Authors • Wang, Songhu • Jones, Matias • Shporer, Avi • Fulton, Benjamin J. • Paredes, Leonardo A. • Trifonov, Trifon • Kossakowski, Diana • Eastman, Jason • Redfield, Seth • Günther, Maximilian N. • Kreidberg, Laura • Huang, Chelsea X. • Millholland, Sarah • Seligman, Darryl • Fischer, Debra • Brahm, Rafael • Wang, Xian-Yu • Cruz, Bryndis • Henry, Todd • James, Hodari-Sadiki • Addison, Brett • Liang, En-Si • Davis, Allen B. • Tronsgaard, René • Worku, Keduse • Brewer, John M. • Kürster, Martin • Zhang, Hui • Beichman, Charles A. • Bieryla, Allyson • Brown, Timothy M. • Christiansen, Jessie L. • Ciardi, David R. • Collins, Karen A. • Esquerdo, Gilbert A. • Howard, Andrew W. • Isaacson, Howard • Latham, David W. • Mazeh, Tsevi • Petigura, Erik A. • Quinn, Samuel N. • Shahaf, Sahar • Siverd, Robert J. • Rodler, Florian • Reffert, Sabine • Zakhozhay, Olga • Ricker, George R. • Vanderspek, Roland • Seager, Sara • Winn, Joshua N. • Jenkins, Jon M. • Boyd, Patricia T. • Fűrész, Gábor • Henze, Christopher • Levine, Alen M. • Morris, Robert • Paegert, Martin • Stassun, Keivan G. • Ting, Eric B. • Vezie, Michael • Laughlin, Gregory

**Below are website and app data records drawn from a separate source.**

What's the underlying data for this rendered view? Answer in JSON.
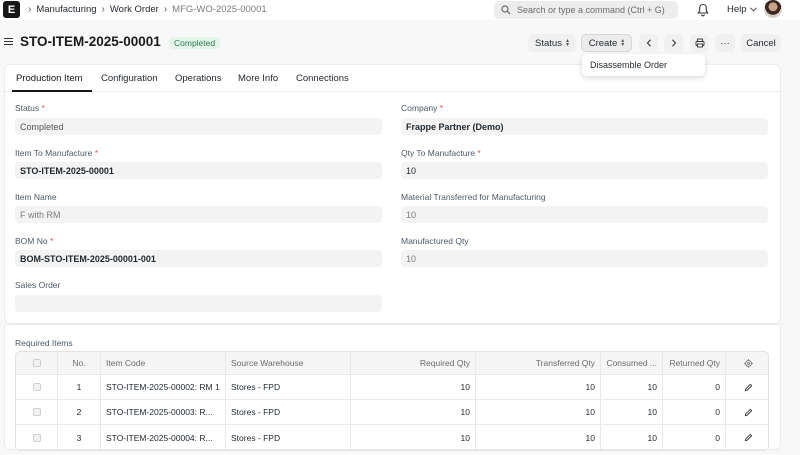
{
  "navbar": {
    "logo": "E",
    "breadcrumbs": [
      "Manufacturing",
      "Work Order",
      "MFG-WO-2025-00001"
    ],
    "search_placeholder": "Search or type a command (Ctrl + G)",
    "help_label": "Help"
  },
  "header": {
    "title": "STO-ITEM-2025-00001",
    "status_badge": "Completed",
    "status_button": "Status",
    "create_button": "Create",
    "more_button": "···",
    "cancel_button": "Cancel",
    "dropdown_item": "Disassemble Order"
  },
  "tabs": [
    "Production Item",
    "Configuration",
    "Operations",
    "More Info",
    "Connections"
  ],
  "fields": {
    "status": {
      "label": "Status",
      "value": "Completed"
    },
    "company": {
      "label": "Company",
      "value": "Frappe Partner (Demo)"
    },
    "item_to_manufacture": {
      "label": "Item To Manufacture",
      "value": "STO-ITEM-2025-00001"
    },
    "qty_to_manufacture": {
      "label": "Qty To Manufacture",
      "value": "10"
    },
    "item_name": {
      "label": "Item Name",
      "value": "F with RM"
    },
    "material_transferred": {
      "label": "Material Transferred for Manufacturing",
      "value": "10"
    },
    "bom_no": {
      "label": "BOM No",
      "value": "BOM-STO-ITEM-2025-00001-001"
    },
    "manufactured_qty": {
      "label": "Manufactured Qty",
      "value": "10"
    },
    "sales_order": {
      "label": "Sales Order",
      "value": ""
    }
  },
  "required_items": {
    "title": "Required Items",
    "columns": [
      "No.",
      "Item Code",
      "Source Warehouse",
      "Required Qty",
      "Transferred Qty",
      "Consumed ...",
      "Returned Qty"
    ],
    "rows": [
      {
        "no": "1",
        "item_code": "STO-ITEM-2025-00002: RM 1",
        "warehouse": "Stores - FPD",
        "required": "10",
        "transferred": "10",
        "consumed": "10",
        "returned": "0"
      },
      {
        "no": "2",
        "item_code": "STO-ITEM-2025-00003: R...",
        "warehouse": "Stores - FPD",
        "required": "10",
        "transferred": "10",
        "consumed": "10",
        "returned": "0"
      },
      {
        "no": "3",
        "item_code": "STO-ITEM-2025-00004: R...",
        "warehouse": "Stores - FPD",
        "required": "10",
        "transferred": "10",
        "consumed": "10",
        "returned": "0"
      }
    ]
  }
}
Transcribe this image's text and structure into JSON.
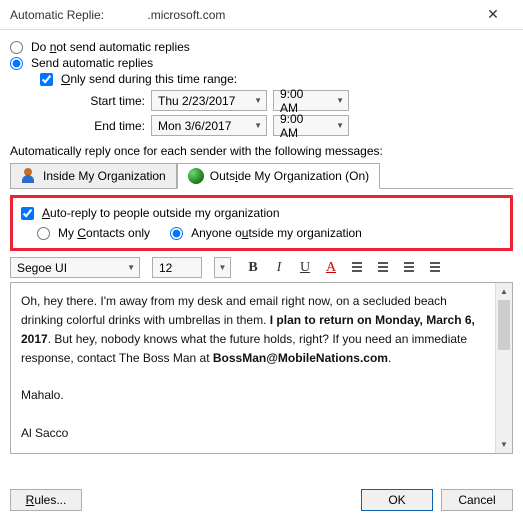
{
  "window": {
    "title_left": "Automatic Replie:",
    "title_right": ".microsoft.com"
  },
  "mode": {
    "do_not_send": "Do not send automatic replies",
    "send": "Send automatic replies"
  },
  "range": {
    "only_send": "Only send during this time range:",
    "start_label": "Start time:",
    "end_label": "End time:",
    "start_date": "Thu 2/23/2017",
    "start_time": "9:00 AM",
    "end_date": "Mon 3/6/2017",
    "end_time": "9:00 AM"
  },
  "section_msg": "Automatically reply once for each sender with the following messages:",
  "tabs": {
    "inside": "Inside My Organization",
    "outside": "Outside My Organization (On)"
  },
  "outside_opts": {
    "autoreply": "Auto-reply to people outside my organization",
    "contacts_only": "My Contacts only",
    "anyone": "Anyone outside my organization"
  },
  "toolbar": {
    "font": "Segoe UI",
    "size": "12"
  },
  "message": {
    "p1a": "Oh, hey there. I'm away from my desk and email right now, on a secluded beach drinking colorful drinks with umbrellas in them. ",
    "p1b": "I plan to return on Monday, March 6, 2017",
    "p1c": ". But hey, nobody knows what the future holds, right? If you need an immediate response, contact The Boss Man at ",
    "p1d": "BossMan@MobileNations.com",
    "p1e": ".",
    "p2": "Mahalo.",
    "p3": "Al Sacco"
  },
  "buttons": {
    "rules": "Rules...",
    "ok": "OK",
    "cancel": "Cancel"
  }
}
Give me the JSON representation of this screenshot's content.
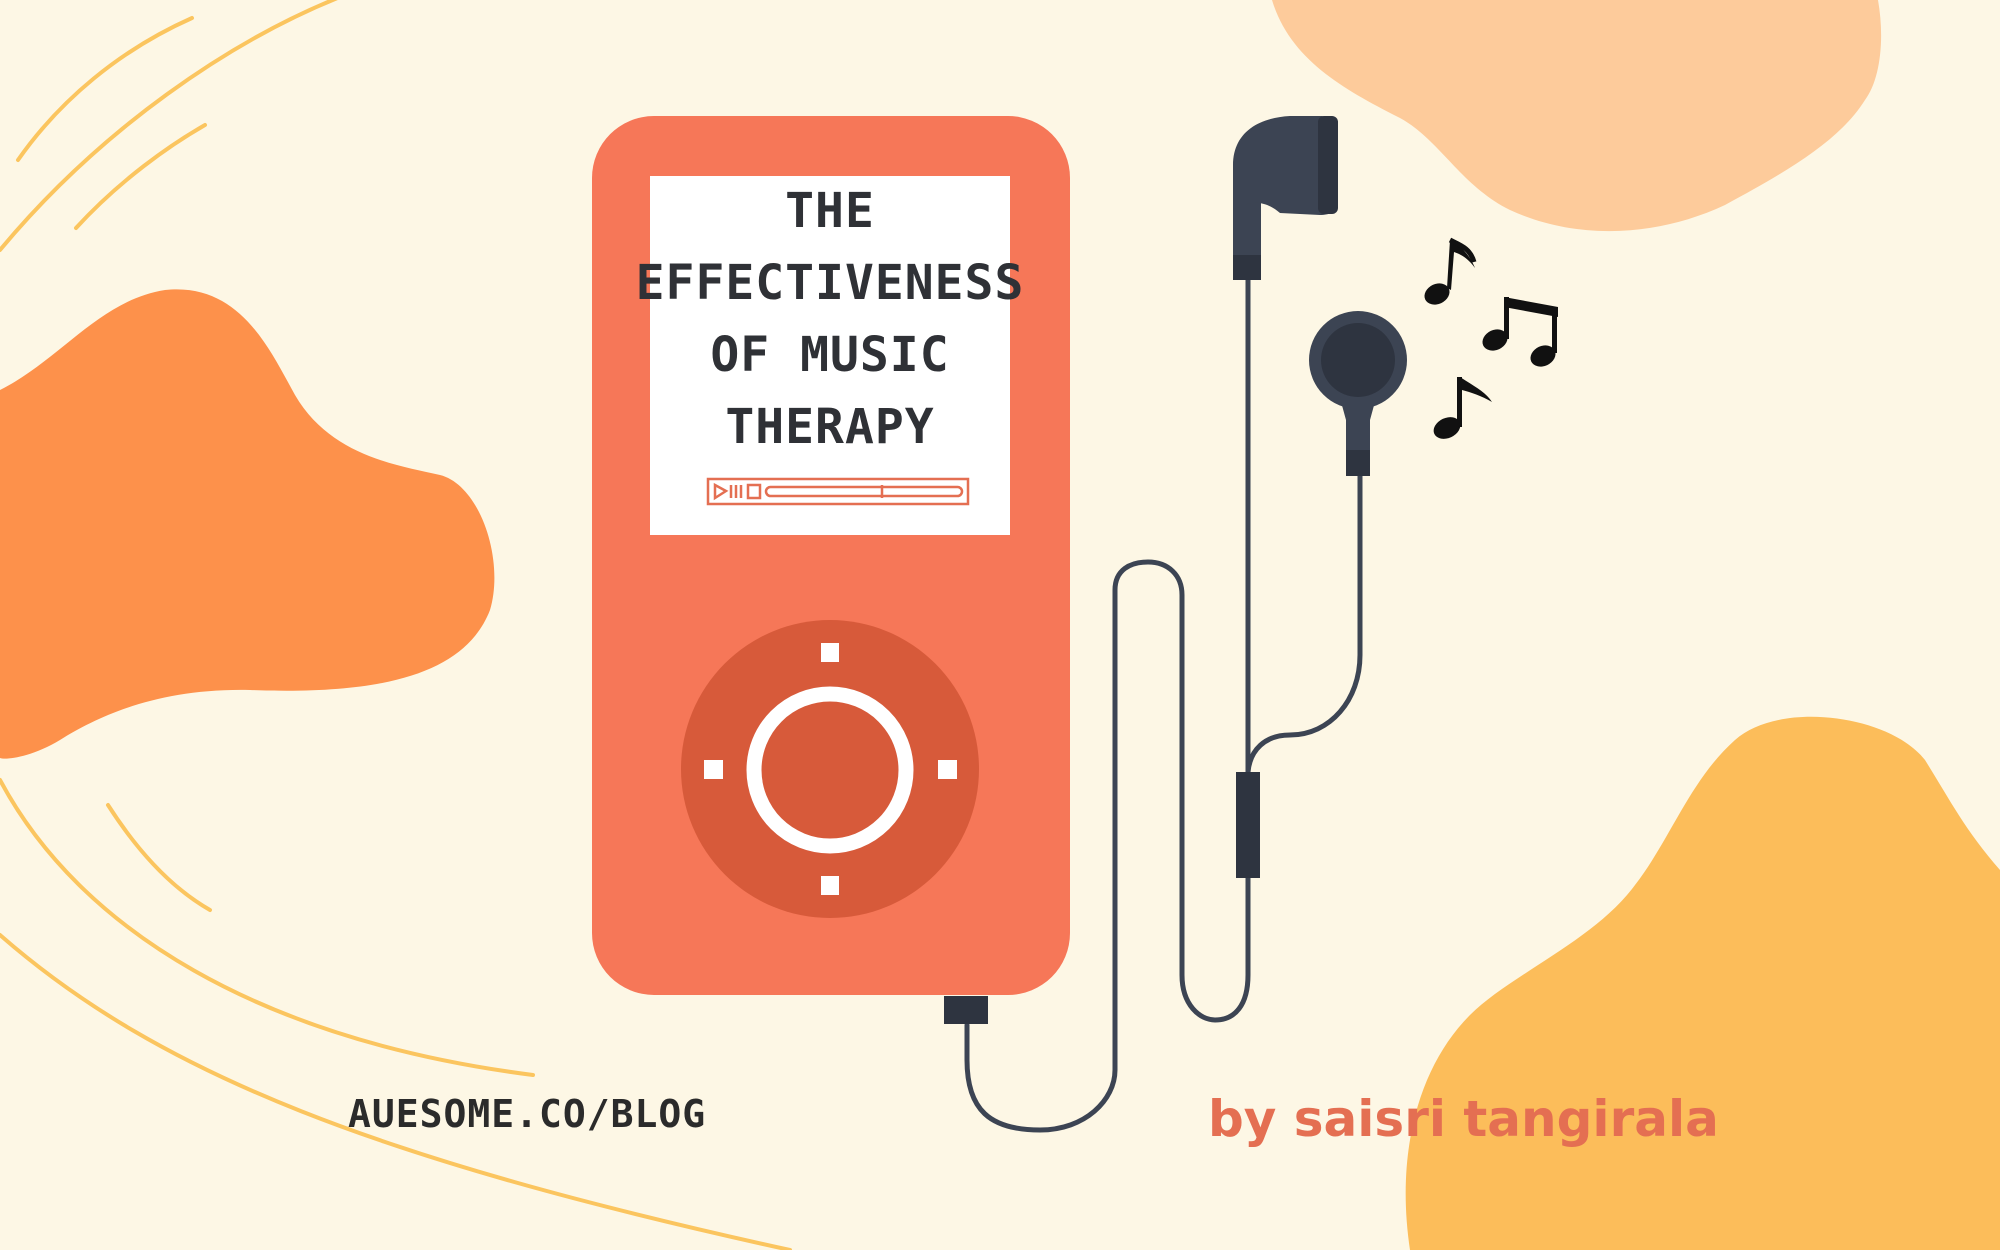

Abstract • We report the first confirmation of a hot Jupiter discovered by the Transiting Exoplanet Survey Satellite (TESS) mission: HD 202772A b. The transit signal was detected in the data from TESS Sector 1, and was confirmed to be of planetary origin through radial velocity (RV) measurements. HD 202772A b is orbiting a mildly evolved star with a period of 3.3 days. With an apparent magnitude of V = 8.3, the star is among the brightest and most massive known to host a hot Jupiter. Based on the 27 days of TESS photometry and RV data from the CHIRON, HARPS, and Tillinghast Reflector Echelle Spectrograph, the planet has a mass of {1.017}-0.068+0.070 {M}{{J}} and radius of {1.545}-0.060+0.052 {R}{{J}}, making it an inflated gas giant. HD 202772A b is a rare example of a transiting hot Jupiter around a quickly evolving star. It is also one of the most strongly irradiated hot Jupiters currently known.


IPAC Authors


Jessie Christiansen

Associate Scientist


David Ciardi

Senior Scientist


Benjamin Fulton

Assistant Scientist